Delaware series LLC formation is easy when you know what to do. The Delaware Series limited liability company is an LLC that does not have a predetermined structure. You can think of your entity as an umbrella when forming a Delaware series LLC. Under this umbrella, you can add an indefinite number of LLCs with each having the ability to act on their own. 

Each has limited liability protection. Furthermore, each entity is protected from the other entities in the series. However, a series limited liability company has never been tested in court. The entity could be invalid if a court rules against a series LLC. A Delaware Series LLC is still probably the safest because the validity of the structure is handled by Delaware's business court, the Court of Chancery. 

The first series LLC was created by top lawyers in Delaware in 1996. Their goal was to form an entity that is unique and consisted of individual and separate interests. In Delaware, each series: 

  • Has its own members
  • Holds its own assets
  • Conducts unique operations
  • Has different business objectives

You can use a series LLC for many reasons, but they are often used by property investors and by companies that own several brands. Similar to the "segregated portfolio companies" created in the British Virgin and Cayman Islands, the series LLC is like a honeycomb.

It is a mixed version of multiple LLCs owned by a holding company and a limited liability company that has divisions. Each LLC in the series has a different business focus. 

Steps to Form a Delaware Series LLC

Forming a series LLC in Delaware is easier than you may think. All you have to do is follow the steps below:

  • First, with the Division of Corporations, you need to fill out a Certificate of Formation
  • On the fourth clause on the form you need to add the verbiage, “Notice is hereby given pursuant to Section 18.215(b) of the LLC Act that the debts, liabilities, and obligations incurred, contracted for, or otherwise existing with respect to a particular series of the LLC, shall be enforceable against the assets of such series only and not against the assets of the LLC generally, or any other series thereof, and none of the debts, liabilities, obligations, and expenses incurred, contracted for, or otherwise existing with respect to the LLC generally, or any other series thereof, shall be enforceable against the assets of such series.”
  • Then, you need to pay a fee of $90 for filing and submit the Certificate of Formation (COF) to Delaware's Division of Corporations.
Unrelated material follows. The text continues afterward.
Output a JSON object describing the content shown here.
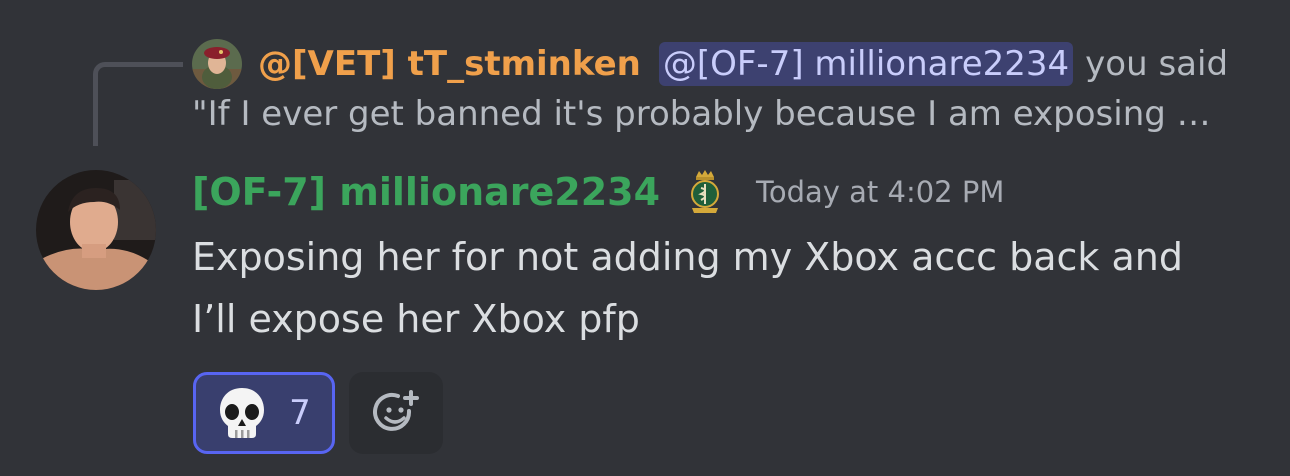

The LLCs in your series do not have to file separate Certificates of Formation. However, each LLC in the series must apply for their own employer identification number from the IRS. If you have not filed the Certificate of Formation yet, you need to put each LLC's structure, the managers, members, and tax structure assigned to each LLC. If you already filed the COF it needs to be updated to include the required LLC information.

What is the Cost Associated with Filing a Series LLC in Delaware?

Below are some of the fees or costs associated with setting up a series LLC in Delaware and payment information:

  • Filing a Certification of Formation for a Delaware series is $90.
  • You pay the fee to the Delaware Corporations Division
  • The fee is the same regardless of the number of LLCs in the series. 
  • The series also only has to pay one corporation tax fee each year. 
  • The annual fee is due by June 1 of each year in the amount of $300. 

How is a Delaware series taxed?

Each LLC in the series is able to choose how they want to be taxed. The IRS views each LLC in the series as a separate tax entity. Each chooses their own designation, so one has the ability to be an S Corp and another can be a C Corp. It seems confusing, however, if you think of each as a totally separate entity, it is fairly simple. 

If you need help with forming a Delaware series LLC, you can post your legal need on UpCounsel's marketplace. UpCounsel accepts only the top 5 percent of lawyers to its site. Lawyers on UpCounsel come from law schools such as Harvard Law and Yale Law and average 14 years of legal experience, including work with or on behalf of companies like Google, Menlo Ventures, and Airbnb.